## University Calculus: Early Transcendentals (3rd Edition)

$a.\quad 3$ $b.\displaystyle \quad \frac{2}{3} {\bf i}+ \frac{2}{3} {\bf j}- \frac{1}{3} {\bf k}$

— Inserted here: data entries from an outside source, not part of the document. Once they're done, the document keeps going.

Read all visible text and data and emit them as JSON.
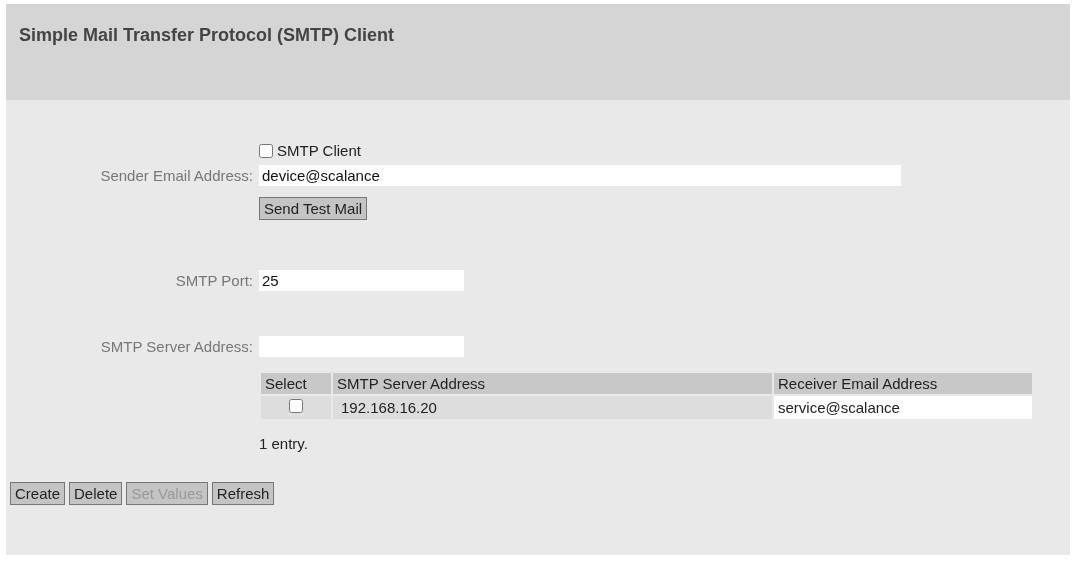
{
  "header": {
    "title": "Simple Mail Transfer Protocol (SMTP) Client"
  },
  "smtp_client": {
    "label": "SMTP Client",
    "checked": false
  },
  "sender_email": {
    "label": "Sender Email Address:",
    "value": "device@scalance"
  },
  "send_test_mail": {
    "label": "Send Test Mail"
  },
  "smtp_port": {
    "label": "SMTP Port:",
    "value": "25"
  },
  "smtp_server": {
    "label": "SMTP Server Address:"
  },
  "table": {
    "columns": [
      "Select",
      "SMTP Server Address",
      "Receiver Email Address"
    ],
    "rows": [
      {
        "selected": false,
        "server": "192.168.16.20",
        "receiver": "service@scalance"
      }
    ]
  },
  "entry_count": "1 entry.",
  "buttons": [
    {
      "label": "Create",
      "disabled": false
    },
    {
      "label": "Delete",
      "disabled": false
    },
    {
      "label": "Set Values",
      "disabled": true
    },
    {
      "label": "Refresh",
      "disabled": false
    }
  ]
}
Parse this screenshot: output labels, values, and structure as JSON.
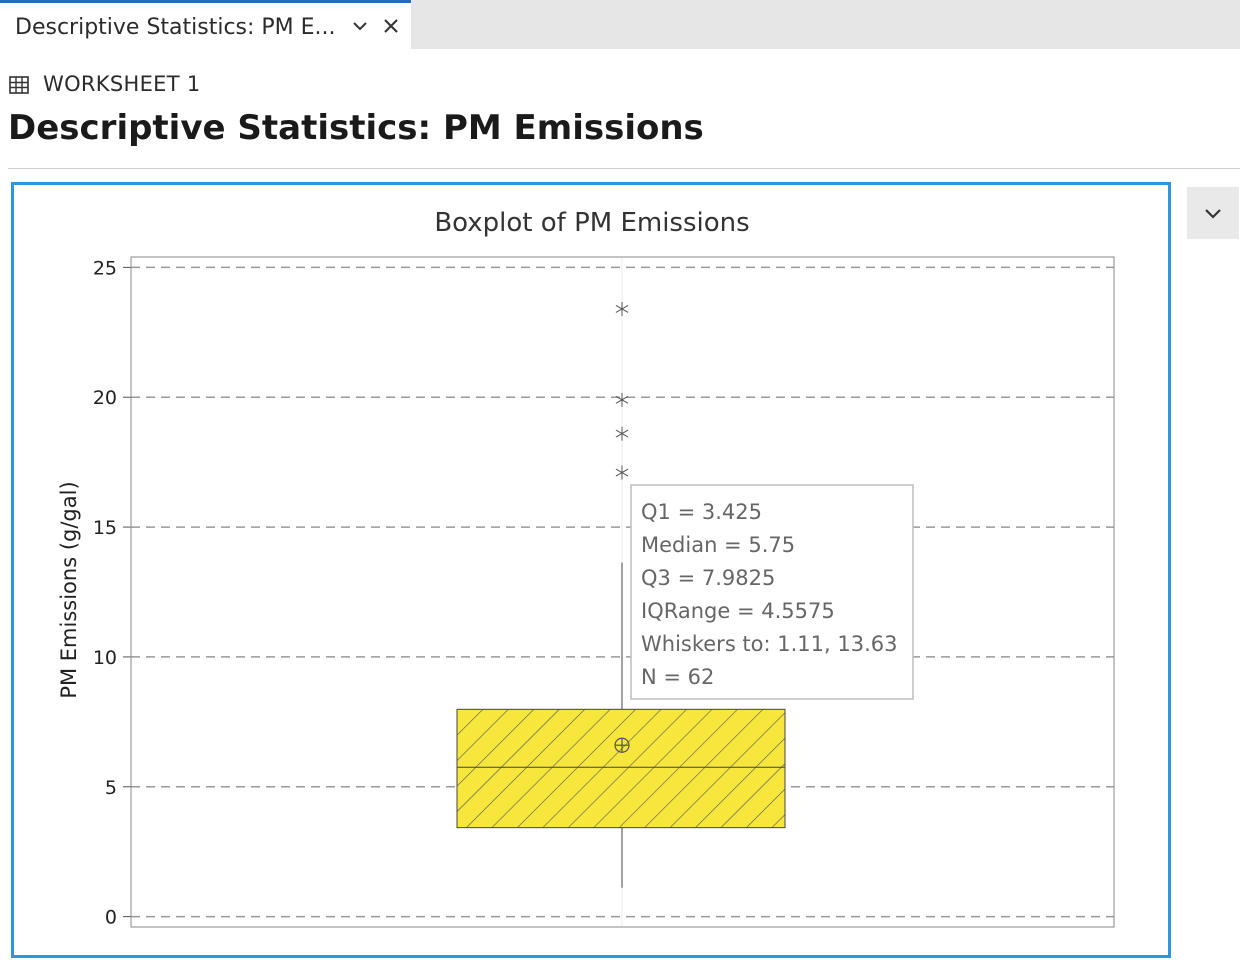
{
  "tab": {
    "label": "Descriptive Statistics: PM E..."
  },
  "worksheet": {
    "label": "WORKSHEET 1"
  },
  "page": {
    "title": "Descriptive Statistics: PM Emissions"
  },
  "icons": {
    "tab_menu": "chevron-down-icon",
    "tab_close": "close-icon",
    "worksheet": "grid-icon",
    "panel_menu": "chevron-down-icon"
  },
  "colors": {
    "frame": "#2b97dc",
    "box_fill": "#f7e63c",
    "tab_accent": "#1f6fb5"
  },
  "chart_data": {
    "type": "boxplot",
    "title": "Boxplot of PM Emissions",
    "ylabel": "PM Emissions (g/gal)",
    "ylim": [
      -0.4,
      25.4
    ],
    "yticks": [
      0,
      5,
      10,
      15,
      20,
      25
    ],
    "grid": true,
    "box": {
      "q1": 3.425,
      "median": 5.75,
      "q3": 7.9825,
      "whisker_low": 1.11,
      "whisker_high": 13.63,
      "mean": 6.6
    },
    "outliers": [
      17.1,
      18.6,
      19.9,
      23.4
    ],
    "tooltip": [
      "Q1 = 3.425",
      "Median = 5.75",
      "Q3 = 7.9825",
      "IQRange = 4.5575",
      "Whiskers to: 1.11, 13.63",
      "N = 62"
    ]
  }
}
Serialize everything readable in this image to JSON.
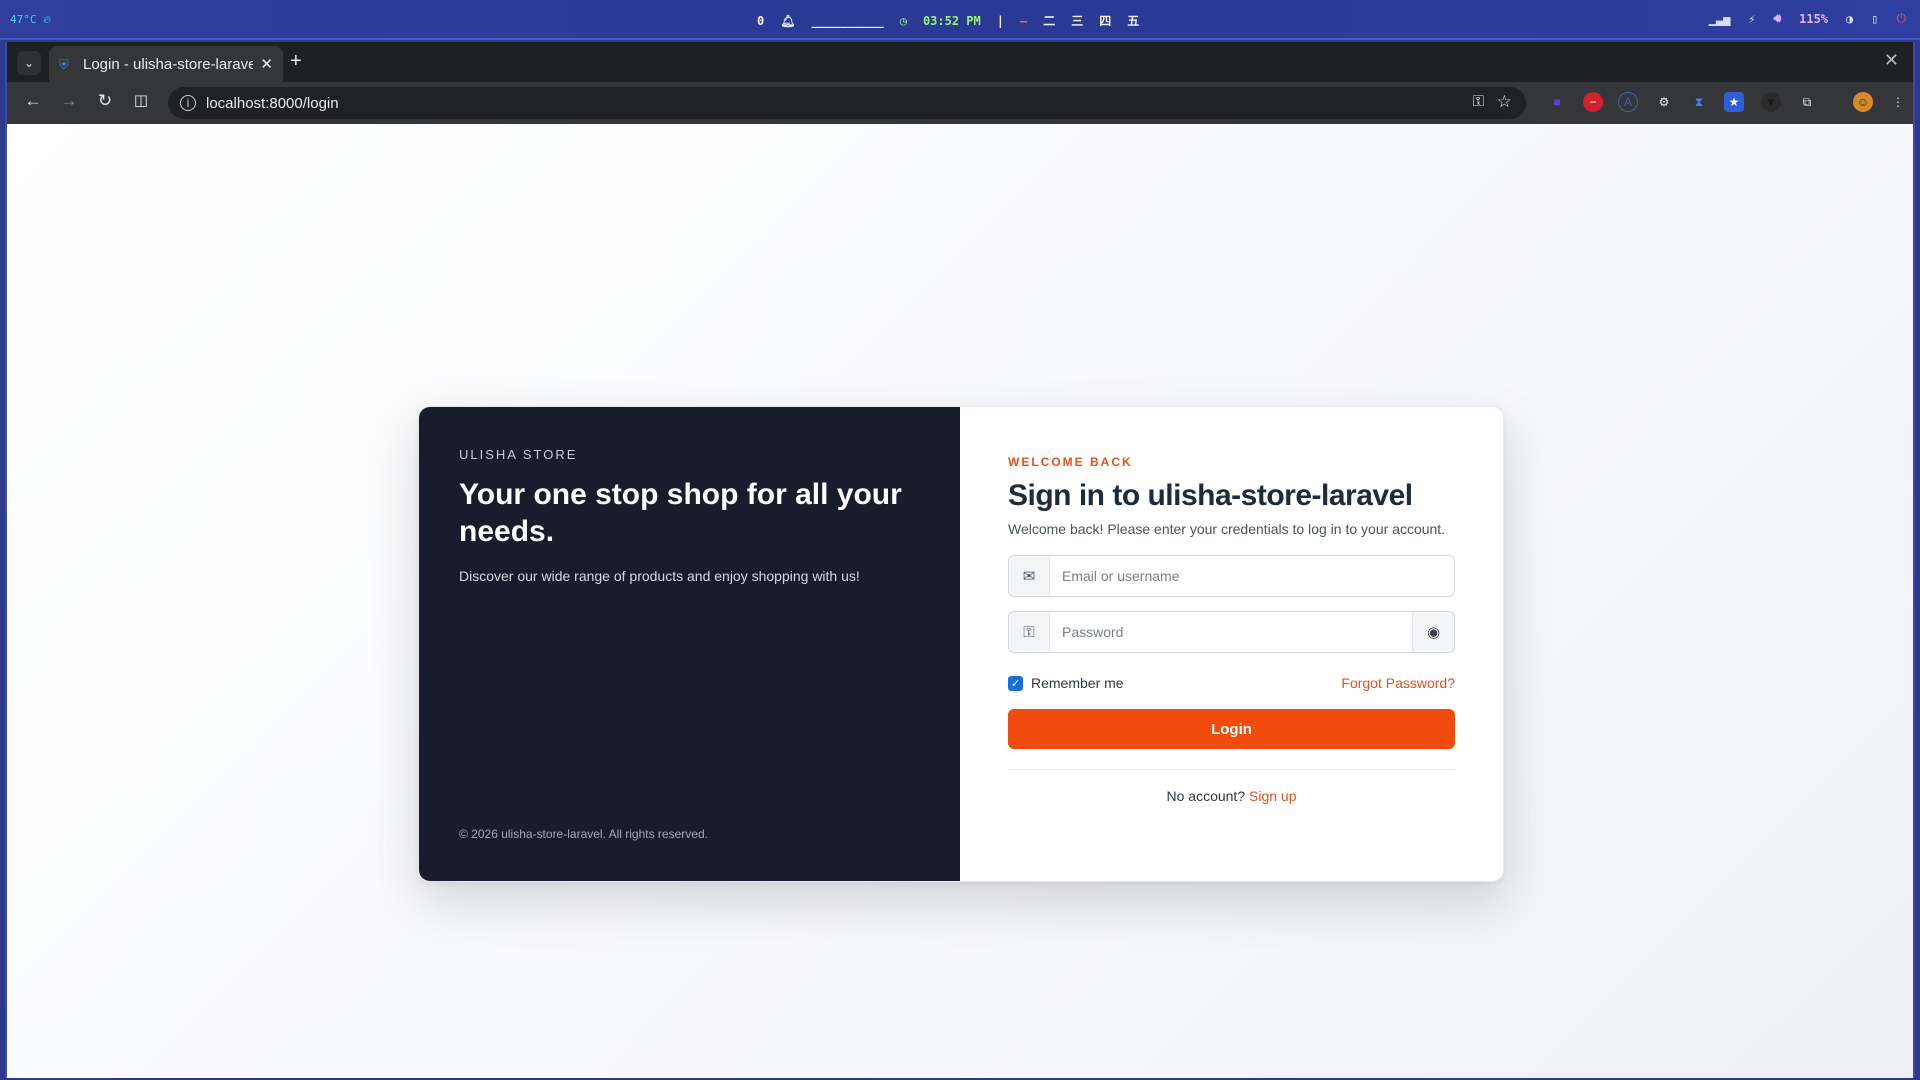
{
  "system_bar": {
    "temperature": "47°C",
    "notifications": "0",
    "clock": "03:52 PM",
    "battery_volume": "115%",
    "workspace_glyphs": [
      "二",
      "三",
      "四",
      "五"
    ]
  },
  "browser": {
    "tab": {
      "title": "Login - ulisha-store-laravel"
    },
    "url": "localhost:8000/login"
  },
  "left_panel": {
    "brand": "ULISHA STORE",
    "hero": "Your one stop shop for all your needs.",
    "description": "Discover our wide range of products and enjoy shopping with us!",
    "copyright": "© 2026 ulisha-store-laravel. All rights reserved."
  },
  "form": {
    "kicker": "WELCOME BACK",
    "heading": "Sign in to ulisha-store-laravel",
    "subtitle": "Welcome back! Please enter your credentials to log in to your account.",
    "email_placeholder": "Email or username",
    "password_placeholder": "Password",
    "remember_label": "Remember me",
    "remember_checked": true,
    "forgot_label": "Forgot Password?",
    "login_label": "Login",
    "no_account_text": "No account?",
    "signup_label": "Sign up"
  },
  "colors": {
    "accent": "#f24b0e",
    "left_panel_bg": "#181c2c",
    "checkbox": "#1a6fe0"
  }
}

$\overrightarrow{PQ} = \langle 2-1,1-1,3-1 \rangle= \langle 1,0,2 \rangle$ $\overrightarrow{PR} = \langle 3-1,-1-1,1-1 \rangle= \langle 2,-2,0 \rangle$ We find the area of the parallelogram $| \overrightarrow{PQ} \times \overrightarrow{PR} |$ The area of the triangle is half the area of the parallelogram. $A=\displaystyle \frac{1}{2}\cdot| \overrightarrow{PQ} \times \overrightarrow{PR} |$ $\overrightarrow{PQ}\times \overrightarrow{PR}= \left|\begin{array}{lll} {\bf i} & {\bf j} & {\bf k}\\ 1 & 0 & 2\\ 2 & -2 & 0 \end{array}\right|$ $=(0+4){\bf i}-(0-4{\bf j}+(-2-0){\bf k}$ $=4{\bf i}+4{\bf j}-2{\bf k}$ $|\overrightarrow{PQ}\times \overrightarrow{PR} |=\sqrt{16+16+4}=\sqrt{36}=6$ $A=\displaystyle \frac{1}{2}\cdot 6=3$ $(b)$ ${\bf w}= \overrightarrow{PQ}\times \overrightarrow{PR}$ is perpendicular to both $\overrightarrow{PQ}$ and $\overrightarrow{PR}$ (and the plane they belong to) A unit vector has length 1, so we take $\displaystyle \frac{{\bf w}}{|{\bf w}|}= \frac{1}{6} (4{\bf i}+4{\bf j}-2{\bf k})$ $= \displaystyle \frac{2}{3} {\bf i}+ \frac{2}{3} {\bf j}- \frac{1}{3} {\bf k}$